Hans Pols, Review—PTSD Before PTSD. The Politics Of War Trauma: The Aftermath Of World War II In Eleven European Countries
*A new book of essays on the origin of PTSD diagnoses post-WWII, which is in contradiction to literature stating it was first recognized in the 1970s in the U.S.
BBC, Post Traumatic Stress Disorder 1 Of 3 – The Trauma Industry – BBC Panorama Documentary
*Emotionally charged documentary of Vietnam veterans seeking compensation for PTSD in the U.K.
Charles Marmar, Mental Health Impact Of Afghanistan And Iraq Deployment: Meeting The Challenge Of A New Generation Of Veterans
*Comprehensive examination of historical documentation of PTSD, its inclusion in the DSM, and cases from current global conflicts.
Jennifer Senior, The Prozac, Paxil, Zoloft, Wellbutrin, Celexa, Effexor, Valium, Klonopin, Ativan, Restoril, Xanax, Adderall, Ritalin, Haldol, Risperdal, Seroquel, Ambien, Lunesta, Elavil, Trazodone War
*Gripping interviews with former soldiers suffering from PTSD and other mental issues from their deployment to Iraq and Afghanistan.
Vaughan Bell, Five Minutes Past Trauma
*Does it make a difference if counseling is started immediately after traumatic events?
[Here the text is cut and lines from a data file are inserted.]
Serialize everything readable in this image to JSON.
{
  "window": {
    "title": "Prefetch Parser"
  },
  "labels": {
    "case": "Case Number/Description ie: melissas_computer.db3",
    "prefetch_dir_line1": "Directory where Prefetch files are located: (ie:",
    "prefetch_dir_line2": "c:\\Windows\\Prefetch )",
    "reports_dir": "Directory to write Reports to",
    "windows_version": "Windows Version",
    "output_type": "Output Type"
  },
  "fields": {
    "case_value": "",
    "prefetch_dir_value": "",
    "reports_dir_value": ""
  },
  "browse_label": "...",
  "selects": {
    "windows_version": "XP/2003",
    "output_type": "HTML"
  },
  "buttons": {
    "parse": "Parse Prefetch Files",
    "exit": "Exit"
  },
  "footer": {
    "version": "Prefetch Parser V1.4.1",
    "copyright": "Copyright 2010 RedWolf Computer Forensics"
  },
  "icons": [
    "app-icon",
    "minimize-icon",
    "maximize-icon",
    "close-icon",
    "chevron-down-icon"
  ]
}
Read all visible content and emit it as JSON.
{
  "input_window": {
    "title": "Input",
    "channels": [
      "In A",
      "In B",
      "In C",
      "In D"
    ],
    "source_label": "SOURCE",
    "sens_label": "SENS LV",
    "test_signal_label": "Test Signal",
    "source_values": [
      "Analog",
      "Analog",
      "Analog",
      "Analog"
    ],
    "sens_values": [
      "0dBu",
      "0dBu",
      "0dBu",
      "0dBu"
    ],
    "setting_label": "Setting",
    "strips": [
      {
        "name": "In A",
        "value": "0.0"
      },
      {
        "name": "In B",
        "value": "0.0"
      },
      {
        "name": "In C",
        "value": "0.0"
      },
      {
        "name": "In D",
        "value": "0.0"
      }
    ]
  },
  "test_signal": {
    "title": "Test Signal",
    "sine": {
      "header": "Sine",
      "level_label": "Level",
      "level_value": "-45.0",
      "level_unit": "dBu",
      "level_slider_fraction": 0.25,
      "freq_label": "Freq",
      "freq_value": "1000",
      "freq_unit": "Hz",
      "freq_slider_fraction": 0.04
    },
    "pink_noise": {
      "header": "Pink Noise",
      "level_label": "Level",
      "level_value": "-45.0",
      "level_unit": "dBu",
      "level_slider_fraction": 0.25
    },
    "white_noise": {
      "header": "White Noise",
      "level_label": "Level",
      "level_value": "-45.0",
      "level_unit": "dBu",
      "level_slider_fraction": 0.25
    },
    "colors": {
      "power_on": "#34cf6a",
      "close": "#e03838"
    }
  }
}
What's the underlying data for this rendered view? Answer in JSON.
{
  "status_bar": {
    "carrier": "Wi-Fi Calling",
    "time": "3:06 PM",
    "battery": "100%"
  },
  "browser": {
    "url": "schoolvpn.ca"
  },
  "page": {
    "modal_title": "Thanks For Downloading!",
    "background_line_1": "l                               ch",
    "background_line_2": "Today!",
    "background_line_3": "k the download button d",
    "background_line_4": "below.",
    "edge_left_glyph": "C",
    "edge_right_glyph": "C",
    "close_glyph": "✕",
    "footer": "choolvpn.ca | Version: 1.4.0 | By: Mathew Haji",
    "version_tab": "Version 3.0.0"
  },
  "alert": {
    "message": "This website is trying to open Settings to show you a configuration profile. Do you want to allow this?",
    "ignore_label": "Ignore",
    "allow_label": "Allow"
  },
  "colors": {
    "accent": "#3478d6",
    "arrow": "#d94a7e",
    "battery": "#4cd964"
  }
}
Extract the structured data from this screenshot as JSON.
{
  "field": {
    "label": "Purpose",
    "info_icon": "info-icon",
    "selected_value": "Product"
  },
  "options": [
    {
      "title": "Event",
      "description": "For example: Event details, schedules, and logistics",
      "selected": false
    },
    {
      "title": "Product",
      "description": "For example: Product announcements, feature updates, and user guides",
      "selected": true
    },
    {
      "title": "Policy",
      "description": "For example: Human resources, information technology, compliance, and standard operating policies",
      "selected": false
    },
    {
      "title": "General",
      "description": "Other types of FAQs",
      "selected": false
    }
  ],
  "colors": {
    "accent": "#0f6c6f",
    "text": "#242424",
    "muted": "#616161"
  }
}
Not really according to ABC Radio National’s All in the Mind segment on treating mental issues.
James Dao, For Some Troops, Powerful Drug Cocktails Have Deadly Results
*Drugging our troops